Task objective
Where a line of the data below has the string "photo", copy that line.

[Page and application data records]
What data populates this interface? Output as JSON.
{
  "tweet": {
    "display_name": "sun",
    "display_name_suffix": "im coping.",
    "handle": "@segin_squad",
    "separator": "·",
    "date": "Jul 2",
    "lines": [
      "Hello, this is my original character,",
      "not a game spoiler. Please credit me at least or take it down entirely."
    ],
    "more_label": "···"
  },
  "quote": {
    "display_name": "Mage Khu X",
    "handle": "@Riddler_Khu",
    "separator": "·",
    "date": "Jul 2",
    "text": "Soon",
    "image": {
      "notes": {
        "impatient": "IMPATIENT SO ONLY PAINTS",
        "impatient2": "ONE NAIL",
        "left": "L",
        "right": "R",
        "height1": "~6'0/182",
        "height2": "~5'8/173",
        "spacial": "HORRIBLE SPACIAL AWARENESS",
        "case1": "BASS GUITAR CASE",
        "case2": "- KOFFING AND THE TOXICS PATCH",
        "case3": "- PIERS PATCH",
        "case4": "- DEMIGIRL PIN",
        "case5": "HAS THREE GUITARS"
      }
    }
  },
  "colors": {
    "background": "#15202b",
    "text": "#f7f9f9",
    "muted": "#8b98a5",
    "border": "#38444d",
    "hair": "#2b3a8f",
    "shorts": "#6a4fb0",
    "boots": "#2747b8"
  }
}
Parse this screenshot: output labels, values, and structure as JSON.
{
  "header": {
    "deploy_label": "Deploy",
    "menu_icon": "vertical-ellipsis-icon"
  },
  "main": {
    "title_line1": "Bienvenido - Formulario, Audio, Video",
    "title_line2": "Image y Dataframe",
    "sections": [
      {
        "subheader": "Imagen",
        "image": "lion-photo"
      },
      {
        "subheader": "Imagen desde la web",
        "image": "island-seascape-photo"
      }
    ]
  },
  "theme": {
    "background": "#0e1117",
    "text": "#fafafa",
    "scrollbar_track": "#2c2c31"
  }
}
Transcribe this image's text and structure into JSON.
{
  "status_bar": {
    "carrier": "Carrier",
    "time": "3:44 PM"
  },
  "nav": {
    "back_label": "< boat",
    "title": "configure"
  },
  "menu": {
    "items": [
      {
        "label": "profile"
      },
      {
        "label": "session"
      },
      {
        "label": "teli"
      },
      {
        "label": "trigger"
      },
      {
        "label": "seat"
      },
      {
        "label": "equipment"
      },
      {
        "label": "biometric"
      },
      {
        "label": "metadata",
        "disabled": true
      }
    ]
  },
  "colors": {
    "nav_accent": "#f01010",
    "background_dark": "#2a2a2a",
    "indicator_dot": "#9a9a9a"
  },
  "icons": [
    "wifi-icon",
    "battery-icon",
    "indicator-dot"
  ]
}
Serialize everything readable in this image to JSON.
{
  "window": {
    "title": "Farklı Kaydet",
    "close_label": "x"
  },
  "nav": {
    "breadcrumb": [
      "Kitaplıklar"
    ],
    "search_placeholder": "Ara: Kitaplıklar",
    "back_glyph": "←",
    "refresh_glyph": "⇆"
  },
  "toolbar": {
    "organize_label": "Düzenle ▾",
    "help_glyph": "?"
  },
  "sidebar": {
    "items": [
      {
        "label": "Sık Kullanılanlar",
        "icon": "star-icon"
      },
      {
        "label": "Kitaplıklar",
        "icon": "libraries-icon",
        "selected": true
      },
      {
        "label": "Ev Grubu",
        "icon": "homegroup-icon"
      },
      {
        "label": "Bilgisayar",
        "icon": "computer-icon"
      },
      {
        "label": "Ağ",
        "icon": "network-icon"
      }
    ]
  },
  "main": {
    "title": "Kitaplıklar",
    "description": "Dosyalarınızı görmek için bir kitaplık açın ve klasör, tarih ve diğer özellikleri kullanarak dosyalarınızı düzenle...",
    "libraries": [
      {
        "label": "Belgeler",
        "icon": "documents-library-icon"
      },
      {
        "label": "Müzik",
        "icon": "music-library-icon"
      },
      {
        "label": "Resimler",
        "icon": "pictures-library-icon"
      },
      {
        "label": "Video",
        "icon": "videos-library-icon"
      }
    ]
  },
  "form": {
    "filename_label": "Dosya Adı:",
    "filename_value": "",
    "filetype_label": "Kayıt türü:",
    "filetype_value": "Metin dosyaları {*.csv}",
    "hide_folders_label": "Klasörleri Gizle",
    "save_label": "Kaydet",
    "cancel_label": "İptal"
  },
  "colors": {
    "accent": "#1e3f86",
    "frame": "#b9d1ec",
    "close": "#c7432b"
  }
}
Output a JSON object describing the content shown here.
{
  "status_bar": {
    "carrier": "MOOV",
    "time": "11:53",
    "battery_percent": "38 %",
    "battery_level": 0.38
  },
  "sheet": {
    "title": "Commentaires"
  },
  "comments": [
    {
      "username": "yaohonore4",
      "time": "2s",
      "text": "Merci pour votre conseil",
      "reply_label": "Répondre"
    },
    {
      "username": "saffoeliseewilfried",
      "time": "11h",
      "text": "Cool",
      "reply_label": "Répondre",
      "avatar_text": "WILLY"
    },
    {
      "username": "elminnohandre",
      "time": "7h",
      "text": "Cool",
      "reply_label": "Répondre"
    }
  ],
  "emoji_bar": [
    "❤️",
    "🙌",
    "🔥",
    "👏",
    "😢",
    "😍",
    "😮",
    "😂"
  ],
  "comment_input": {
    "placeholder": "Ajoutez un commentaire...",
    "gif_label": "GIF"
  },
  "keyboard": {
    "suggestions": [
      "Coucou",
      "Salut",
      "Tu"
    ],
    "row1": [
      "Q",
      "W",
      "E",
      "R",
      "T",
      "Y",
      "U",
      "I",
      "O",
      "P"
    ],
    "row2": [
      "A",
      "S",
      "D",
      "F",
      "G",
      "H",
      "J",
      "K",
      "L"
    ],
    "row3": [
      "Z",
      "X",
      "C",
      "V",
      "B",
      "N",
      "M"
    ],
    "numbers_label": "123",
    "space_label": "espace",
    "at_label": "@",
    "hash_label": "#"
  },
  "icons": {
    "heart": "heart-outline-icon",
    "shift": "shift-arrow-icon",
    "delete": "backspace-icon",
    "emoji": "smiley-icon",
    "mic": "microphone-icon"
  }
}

Response to this task
        "image": "lion-photo"
        "image": "island-seascape-photo"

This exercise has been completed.